Task material: Begin
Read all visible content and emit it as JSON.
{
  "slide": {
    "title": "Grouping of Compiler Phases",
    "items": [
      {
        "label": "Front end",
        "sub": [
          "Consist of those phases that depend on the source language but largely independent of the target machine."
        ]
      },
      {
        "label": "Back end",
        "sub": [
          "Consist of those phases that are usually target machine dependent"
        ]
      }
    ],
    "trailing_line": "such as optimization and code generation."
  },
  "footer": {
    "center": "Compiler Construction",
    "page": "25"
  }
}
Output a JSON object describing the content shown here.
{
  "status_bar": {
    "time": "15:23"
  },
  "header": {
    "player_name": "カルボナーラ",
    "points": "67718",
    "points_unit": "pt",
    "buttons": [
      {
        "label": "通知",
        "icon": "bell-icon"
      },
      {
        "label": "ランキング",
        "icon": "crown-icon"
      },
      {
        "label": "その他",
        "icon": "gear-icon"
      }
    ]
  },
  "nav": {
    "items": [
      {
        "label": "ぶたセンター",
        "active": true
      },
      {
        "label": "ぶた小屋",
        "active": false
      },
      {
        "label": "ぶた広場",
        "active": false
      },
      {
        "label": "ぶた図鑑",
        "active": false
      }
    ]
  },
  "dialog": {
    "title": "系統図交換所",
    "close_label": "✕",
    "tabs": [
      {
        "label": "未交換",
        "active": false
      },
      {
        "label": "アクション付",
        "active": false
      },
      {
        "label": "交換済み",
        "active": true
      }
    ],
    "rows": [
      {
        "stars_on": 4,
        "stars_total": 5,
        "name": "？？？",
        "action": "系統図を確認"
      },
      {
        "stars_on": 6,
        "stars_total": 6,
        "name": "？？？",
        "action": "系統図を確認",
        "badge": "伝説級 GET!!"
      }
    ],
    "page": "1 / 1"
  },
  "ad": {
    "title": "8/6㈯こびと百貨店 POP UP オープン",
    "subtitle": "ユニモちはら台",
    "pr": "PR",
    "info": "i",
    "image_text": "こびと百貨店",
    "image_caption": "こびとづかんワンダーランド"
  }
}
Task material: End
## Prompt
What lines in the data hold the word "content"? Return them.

## Answer to the exercise
Read all visible content and emit it as JSON.
Output a JSON object describing the content shown here.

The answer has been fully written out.